Sunday: VFR, winds under 10 knots. High confidence.

Sunday night: Sub-VFR possible with patchy light rain, mixed
precipitation possible at KABE, KTTN and KRDG. Winds under 10
knots. Moderate confidence.

Monday and Monday night: Mainly VFR, winds generally under 10
knots. Moderate confidence.

Tuesday through Wednesday: VFR. An isolated shower can not be ruled
out on Tuesday. Southwest wind gusts around 15 knots then shifting
to northwest and increasing to 20 knots on Wednesday. High


1130 AM Update...
After a brief lull this morning, winds will increase again this
afternoon across the NJ coastal waters and DE Bay. Across the DE
coastal waters, winds have subsided, and if this trend continues,
plan on dropping the SCA by 18Z. Elsewhere, the SCA continues as

Previous Discussion...
Winds gusting above 25 kt are expected on all the waters
through at least the morning hours. On the Delaware Bay and
Delaware and southern New Jersey coastal waters, winds may drop
below small craft advisory earlier than previously expected,
possibly as early as this afternoon. However, I did not have
enough confidence to change the end time on the small craft
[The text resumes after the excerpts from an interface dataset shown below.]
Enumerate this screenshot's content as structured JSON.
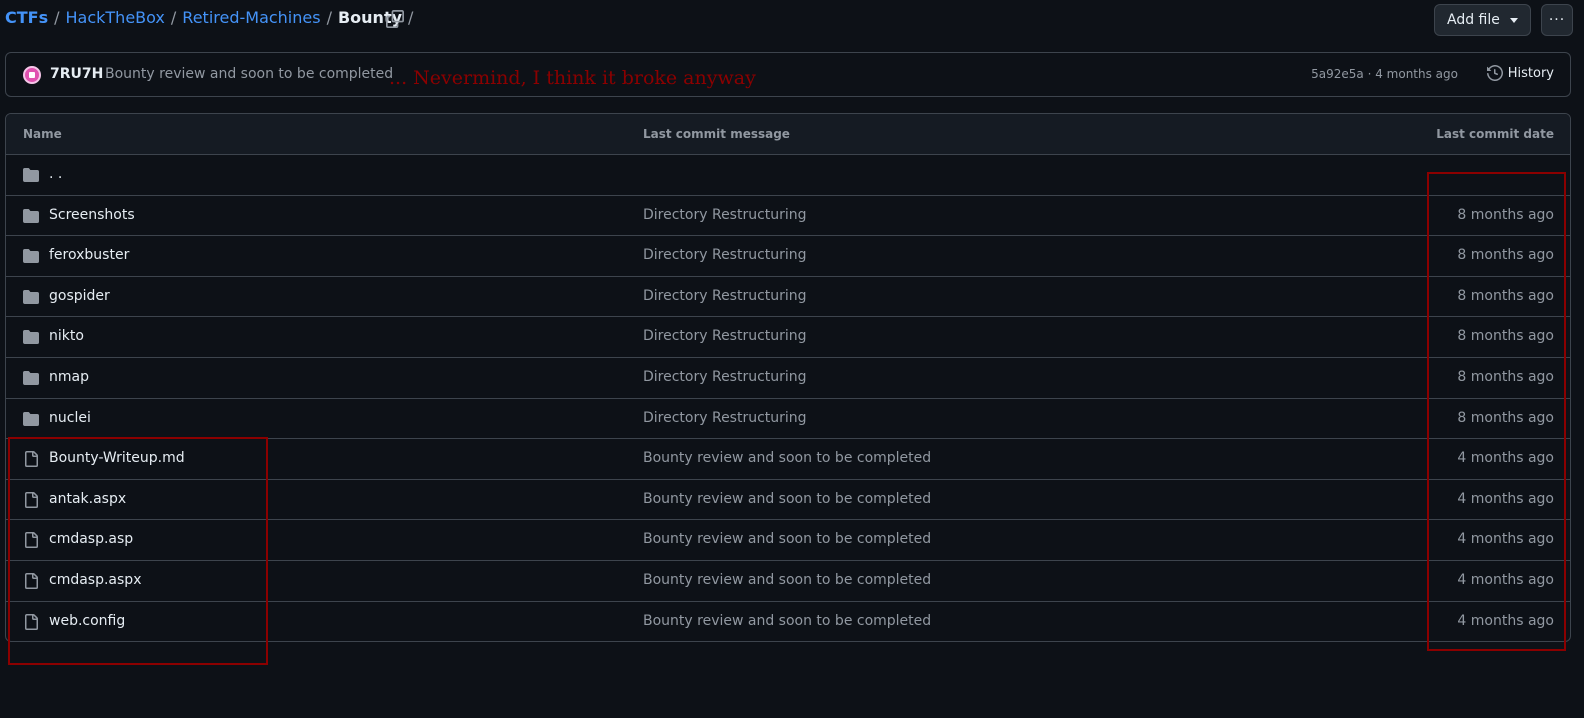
{
  "breadcrumb": {
    "items": [
      "CTFs",
      "HackTheBox",
      "Retired-Machines"
    ],
    "current": "Bounty",
    "separator": "/"
  },
  "toolbar": {
    "add_file_label": "Add file",
    "more_label": "···"
  },
  "latest_commit": {
    "author": "7RU7H",
    "message": "Bounty review and soon to be completed",
    "hash_and_time": "5a92e5a · 4 months ago",
    "history_label": "History"
  },
  "annotation": {
    "text": "... Nevermind, I think it broke anyway",
    "color": "#8b0000"
  },
  "table": {
    "headers": {
      "name": "Name",
      "message": "Last commit message",
      "date": "Last commit date"
    },
    "rows": [
      {
        "type": "folder",
        "name": ". .",
        "message": "",
        "date": ""
      },
      {
        "type": "folder",
        "name": "Screenshots",
        "message": "Directory Restructuring",
        "date": "8 months ago"
      },
      {
        "type": "folder",
        "name": "feroxbuster",
        "message": "Directory Restructuring",
        "date": "8 months ago"
      },
      {
        "type": "folder",
        "name": "gospider",
        "message": "Directory Restructuring",
        "date": "8 months ago"
      },
      {
        "type": "folder",
        "name": "nikto",
        "message": "Directory Restructuring",
        "date": "8 months ago"
      },
      {
        "type": "folder",
        "name": "nmap",
        "message": "Directory Restructuring",
        "date": "8 months ago"
      },
      {
        "type": "folder",
        "name": "nuclei",
        "message": "Directory Restructuring",
        "date": "8 months ago"
      },
      {
        "type": "file",
        "name": "Bounty-Writeup.md",
        "message": "Bounty review and soon to be completed",
        "date": "4 months ago"
      },
      {
        "type": "file",
        "name": "antak.aspx",
        "message": "Bounty review and soon to be completed",
        "date": "4 months ago"
      },
      {
        "type": "file",
        "name": "cmdasp.asp",
        "message": "Bounty review and soon to be completed",
        "date": "4 months ago"
      },
      {
        "type": "file",
        "name": "cmdasp.aspx",
        "message": "Bounty review and soon to be completed",
        "date": "4 months ago"
      },
      {
        "type": "file",
        "name": "web.config",
        "message": "Bounty review and soon to be completed",
        "date": "4 months ago"
      }
    ]
  },
  "colors": {
    "background": "#0d1117",
    "link": "#4493f8",
    "border": "#3d444d",
    "muted": "#9198a1",
    "folder_icon": "#9198a1",
    "annotation_box": "#8b0000"
  }
}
On the northern and central New Jersey coastal waters, though there
may be a brief lull in the winds late this afternoon, wind gusts
above 25 kt are possible behind a cold front this evening.


The main period for concern is northwesterly winds Wednesday
afternoon which may approach or briefly exceed 25 knots which may
warrant an SCA. Data is indicating seas stay below five feet
throughout the outlook period. High confidence.


MARINE...Small Craft Advisory until 1 AM EST Sunday for ANZ450>455.
     Small Craft Advisory until 6 PM EST this evening for ANZ430-


Near Term...Franck/Johnson
Short Term...Johnson
Long Term...Gaines
Marine...Franck/Gaines/Johnson is the U.S. government's official web portal to all federal, state and local government web resources and services.